Assigned task:
Which lines of the data contain the string "this"? Show each of them.

══ Data

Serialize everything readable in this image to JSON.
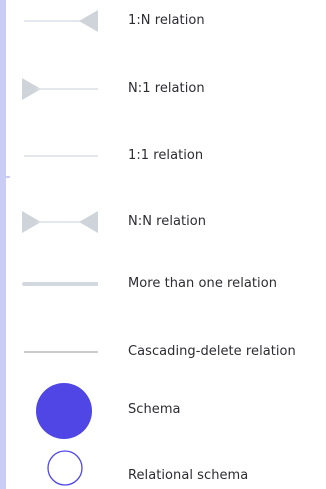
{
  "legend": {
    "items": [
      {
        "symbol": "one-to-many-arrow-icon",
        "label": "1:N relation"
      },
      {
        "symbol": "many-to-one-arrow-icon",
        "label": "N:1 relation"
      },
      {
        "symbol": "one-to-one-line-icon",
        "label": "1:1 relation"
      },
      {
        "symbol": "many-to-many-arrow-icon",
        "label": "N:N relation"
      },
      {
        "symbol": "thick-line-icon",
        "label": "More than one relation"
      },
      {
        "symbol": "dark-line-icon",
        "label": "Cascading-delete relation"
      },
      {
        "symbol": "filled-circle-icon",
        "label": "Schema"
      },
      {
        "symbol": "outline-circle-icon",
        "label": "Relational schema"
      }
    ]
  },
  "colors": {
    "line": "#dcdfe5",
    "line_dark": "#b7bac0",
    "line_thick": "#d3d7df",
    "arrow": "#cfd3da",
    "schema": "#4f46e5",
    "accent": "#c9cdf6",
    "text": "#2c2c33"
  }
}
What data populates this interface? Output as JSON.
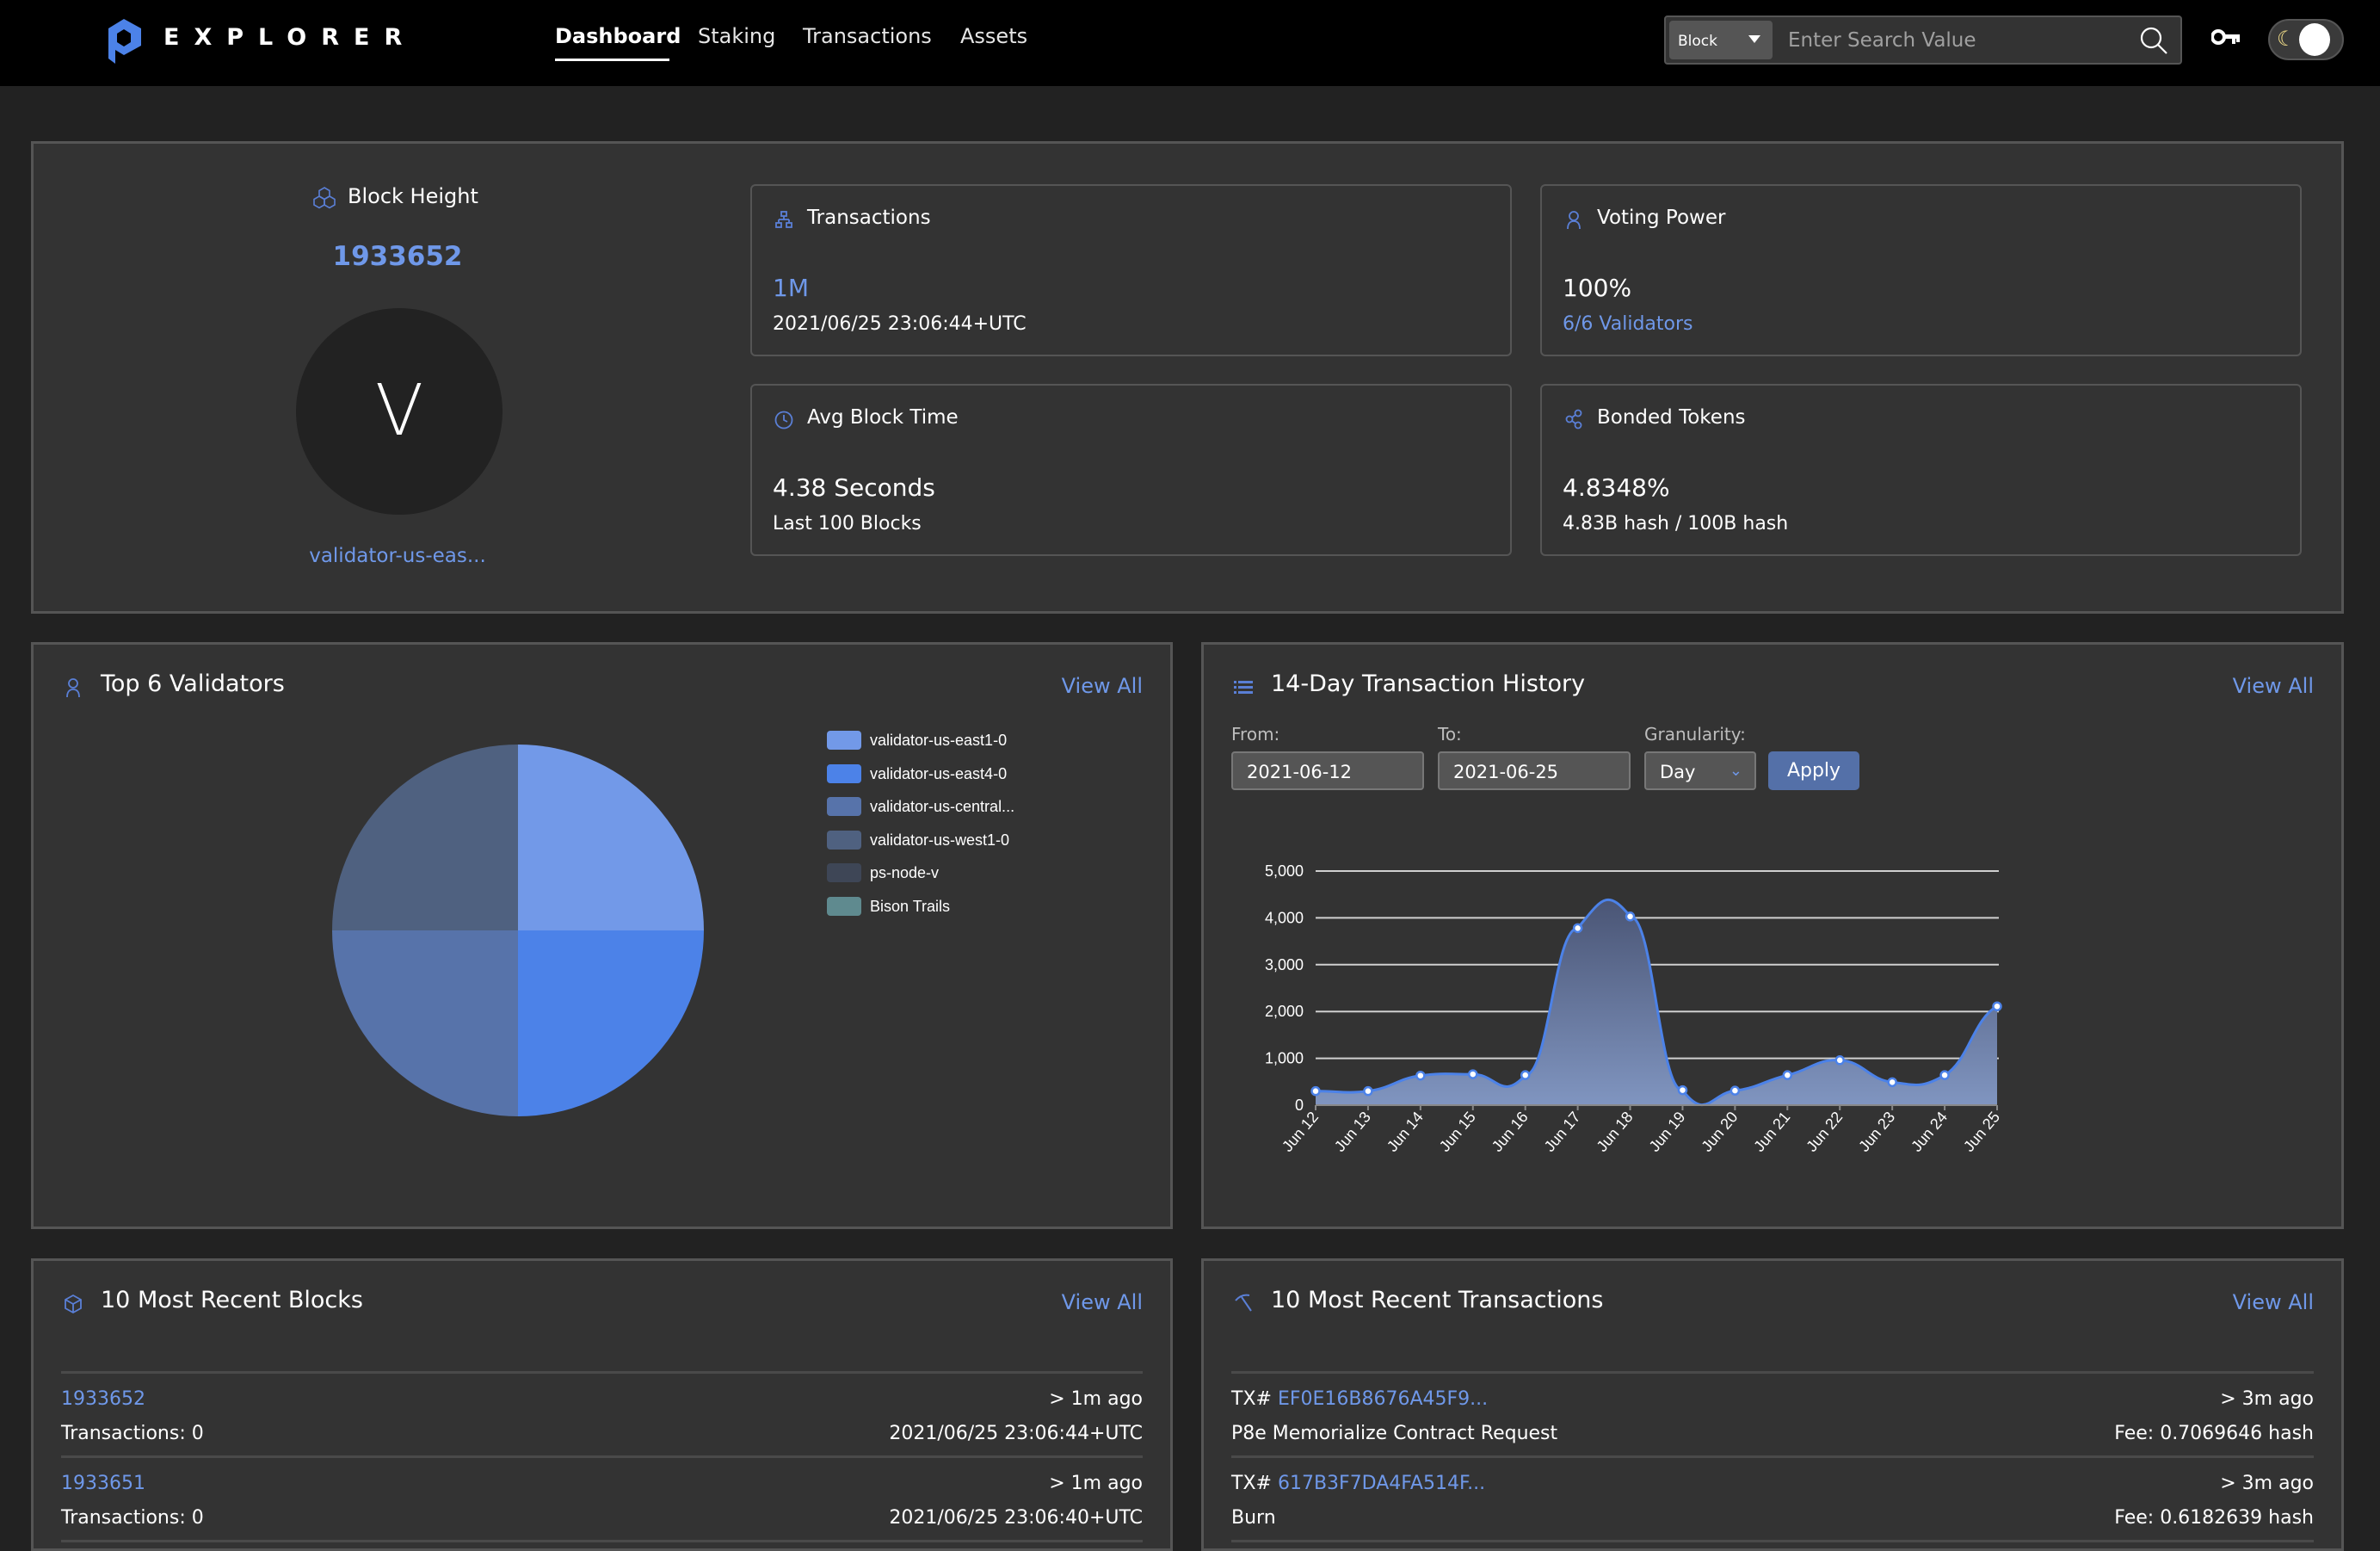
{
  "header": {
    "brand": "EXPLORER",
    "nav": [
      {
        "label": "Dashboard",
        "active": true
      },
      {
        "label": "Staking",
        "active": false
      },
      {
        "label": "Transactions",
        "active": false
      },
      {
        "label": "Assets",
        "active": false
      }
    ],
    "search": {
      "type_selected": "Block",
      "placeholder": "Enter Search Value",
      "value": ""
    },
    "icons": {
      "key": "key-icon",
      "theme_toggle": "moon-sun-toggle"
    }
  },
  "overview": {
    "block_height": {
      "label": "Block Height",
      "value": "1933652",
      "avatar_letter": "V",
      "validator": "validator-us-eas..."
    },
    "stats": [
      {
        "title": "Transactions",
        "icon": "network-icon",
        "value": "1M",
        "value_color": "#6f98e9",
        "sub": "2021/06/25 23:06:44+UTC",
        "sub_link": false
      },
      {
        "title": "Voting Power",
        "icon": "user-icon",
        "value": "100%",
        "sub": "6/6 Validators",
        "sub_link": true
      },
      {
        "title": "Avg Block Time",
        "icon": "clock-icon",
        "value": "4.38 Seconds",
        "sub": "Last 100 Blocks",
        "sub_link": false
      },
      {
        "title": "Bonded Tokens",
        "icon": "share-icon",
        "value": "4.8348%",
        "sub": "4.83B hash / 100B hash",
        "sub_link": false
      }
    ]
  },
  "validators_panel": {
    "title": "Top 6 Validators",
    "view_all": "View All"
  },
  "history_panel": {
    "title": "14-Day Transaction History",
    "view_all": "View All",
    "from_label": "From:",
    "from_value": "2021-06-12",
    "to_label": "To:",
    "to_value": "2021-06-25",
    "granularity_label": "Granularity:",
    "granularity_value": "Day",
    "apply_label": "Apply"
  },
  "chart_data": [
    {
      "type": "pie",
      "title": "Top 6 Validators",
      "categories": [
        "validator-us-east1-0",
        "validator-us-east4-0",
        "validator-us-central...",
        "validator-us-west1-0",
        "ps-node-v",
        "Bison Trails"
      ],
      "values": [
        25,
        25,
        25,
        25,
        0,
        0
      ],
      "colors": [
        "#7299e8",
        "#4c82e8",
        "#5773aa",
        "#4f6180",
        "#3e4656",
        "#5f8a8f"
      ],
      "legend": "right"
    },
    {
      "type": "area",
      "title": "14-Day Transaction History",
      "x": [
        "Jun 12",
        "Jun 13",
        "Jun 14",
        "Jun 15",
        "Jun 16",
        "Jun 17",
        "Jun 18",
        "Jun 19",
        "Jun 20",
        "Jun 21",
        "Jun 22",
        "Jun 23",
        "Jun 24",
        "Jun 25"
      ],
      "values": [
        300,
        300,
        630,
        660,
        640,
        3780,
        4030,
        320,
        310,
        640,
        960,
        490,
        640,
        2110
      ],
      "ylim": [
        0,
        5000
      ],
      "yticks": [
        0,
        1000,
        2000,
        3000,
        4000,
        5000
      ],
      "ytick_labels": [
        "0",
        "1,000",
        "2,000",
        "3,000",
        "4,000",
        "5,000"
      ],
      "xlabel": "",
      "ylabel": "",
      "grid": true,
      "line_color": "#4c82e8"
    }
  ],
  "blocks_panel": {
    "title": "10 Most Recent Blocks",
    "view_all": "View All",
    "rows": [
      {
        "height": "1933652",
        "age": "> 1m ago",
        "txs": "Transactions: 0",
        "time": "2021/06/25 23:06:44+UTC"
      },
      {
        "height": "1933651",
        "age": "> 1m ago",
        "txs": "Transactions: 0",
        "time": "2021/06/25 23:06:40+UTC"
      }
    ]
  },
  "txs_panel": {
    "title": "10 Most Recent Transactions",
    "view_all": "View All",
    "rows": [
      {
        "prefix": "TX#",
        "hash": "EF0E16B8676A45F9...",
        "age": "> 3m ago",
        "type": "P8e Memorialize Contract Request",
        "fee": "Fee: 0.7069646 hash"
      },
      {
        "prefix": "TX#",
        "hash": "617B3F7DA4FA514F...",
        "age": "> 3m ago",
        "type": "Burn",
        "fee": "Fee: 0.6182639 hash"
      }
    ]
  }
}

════
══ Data

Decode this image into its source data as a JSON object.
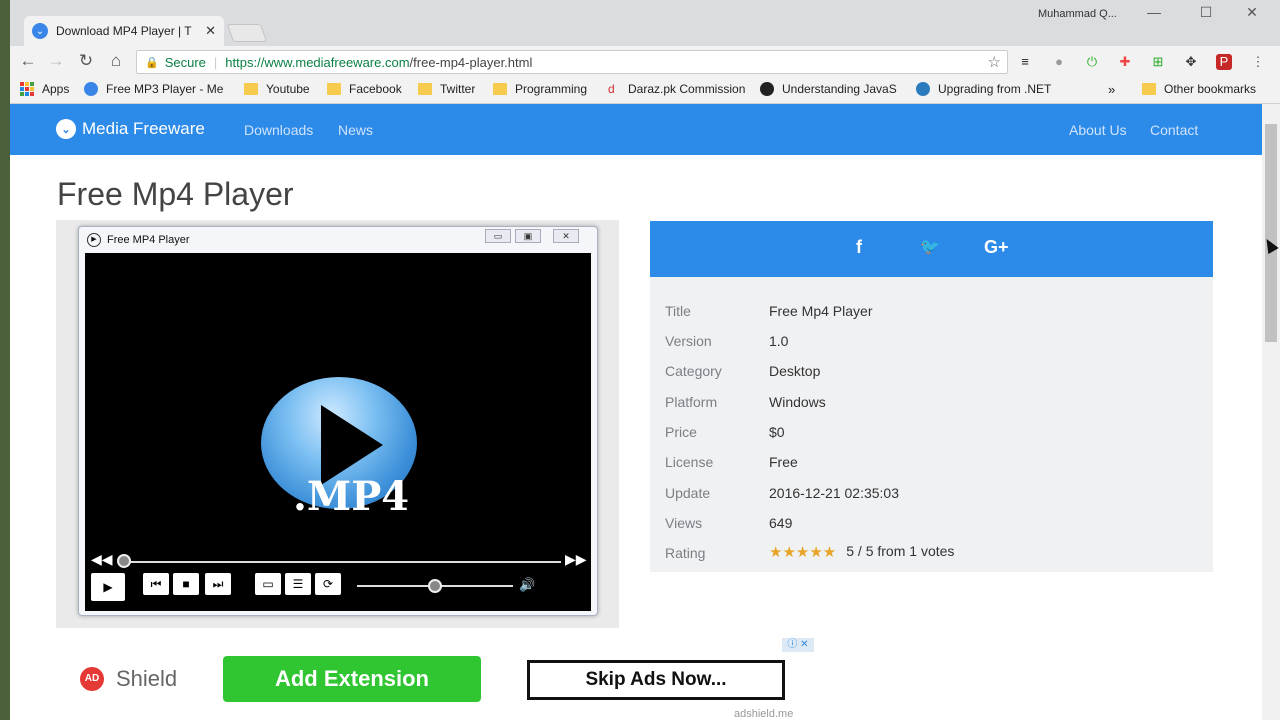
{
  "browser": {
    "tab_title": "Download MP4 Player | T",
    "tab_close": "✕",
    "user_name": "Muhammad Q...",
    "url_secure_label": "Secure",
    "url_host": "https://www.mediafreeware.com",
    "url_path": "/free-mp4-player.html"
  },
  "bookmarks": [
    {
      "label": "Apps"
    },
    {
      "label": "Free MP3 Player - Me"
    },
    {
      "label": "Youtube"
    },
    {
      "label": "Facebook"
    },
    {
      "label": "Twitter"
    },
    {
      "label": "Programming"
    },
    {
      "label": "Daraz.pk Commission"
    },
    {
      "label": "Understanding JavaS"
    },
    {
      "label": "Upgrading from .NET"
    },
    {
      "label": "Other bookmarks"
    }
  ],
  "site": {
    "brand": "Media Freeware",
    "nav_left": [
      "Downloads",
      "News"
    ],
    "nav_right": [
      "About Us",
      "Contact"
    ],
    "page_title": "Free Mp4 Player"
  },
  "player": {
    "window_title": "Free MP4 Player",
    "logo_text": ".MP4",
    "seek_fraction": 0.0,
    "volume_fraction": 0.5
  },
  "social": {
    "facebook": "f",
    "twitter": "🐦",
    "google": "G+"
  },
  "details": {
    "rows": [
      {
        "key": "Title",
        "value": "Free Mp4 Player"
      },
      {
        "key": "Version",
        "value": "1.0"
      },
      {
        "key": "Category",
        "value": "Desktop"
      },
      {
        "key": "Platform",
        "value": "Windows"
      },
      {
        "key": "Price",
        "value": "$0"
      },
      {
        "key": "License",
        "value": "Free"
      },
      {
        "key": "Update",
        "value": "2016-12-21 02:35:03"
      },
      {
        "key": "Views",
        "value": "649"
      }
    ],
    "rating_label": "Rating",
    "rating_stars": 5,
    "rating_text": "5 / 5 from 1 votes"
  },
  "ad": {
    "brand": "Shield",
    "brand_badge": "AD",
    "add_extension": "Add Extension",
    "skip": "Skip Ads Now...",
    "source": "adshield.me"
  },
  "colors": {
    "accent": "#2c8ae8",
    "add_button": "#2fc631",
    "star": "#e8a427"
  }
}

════
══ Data

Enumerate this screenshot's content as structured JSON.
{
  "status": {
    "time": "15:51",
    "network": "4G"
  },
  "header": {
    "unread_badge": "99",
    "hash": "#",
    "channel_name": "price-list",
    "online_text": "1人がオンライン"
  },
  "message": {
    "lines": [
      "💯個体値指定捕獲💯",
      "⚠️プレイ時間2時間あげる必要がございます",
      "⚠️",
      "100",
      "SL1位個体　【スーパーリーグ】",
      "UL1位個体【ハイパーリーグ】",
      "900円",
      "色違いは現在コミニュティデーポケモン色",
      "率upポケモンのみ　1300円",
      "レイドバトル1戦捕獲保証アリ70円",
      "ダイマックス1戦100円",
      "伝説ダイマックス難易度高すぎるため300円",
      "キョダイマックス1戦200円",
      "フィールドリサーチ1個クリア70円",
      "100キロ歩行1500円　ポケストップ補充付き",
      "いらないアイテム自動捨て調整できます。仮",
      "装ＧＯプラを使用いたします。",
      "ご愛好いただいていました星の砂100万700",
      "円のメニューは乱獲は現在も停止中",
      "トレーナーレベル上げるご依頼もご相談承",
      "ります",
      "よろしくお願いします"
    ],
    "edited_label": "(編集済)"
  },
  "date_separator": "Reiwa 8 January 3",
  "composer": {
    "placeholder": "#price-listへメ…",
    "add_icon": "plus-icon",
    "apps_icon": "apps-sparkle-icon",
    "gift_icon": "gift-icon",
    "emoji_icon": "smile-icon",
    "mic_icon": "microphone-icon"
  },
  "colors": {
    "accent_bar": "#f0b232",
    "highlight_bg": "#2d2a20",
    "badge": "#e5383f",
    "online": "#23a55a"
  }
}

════

Exercise solution:
Serialize everything readable in this image to JSON.
What data populates this interface? Output as JSON.
Decode this image into its source data as a JSON object.
Enumerate this screenshot's content as structured JSON.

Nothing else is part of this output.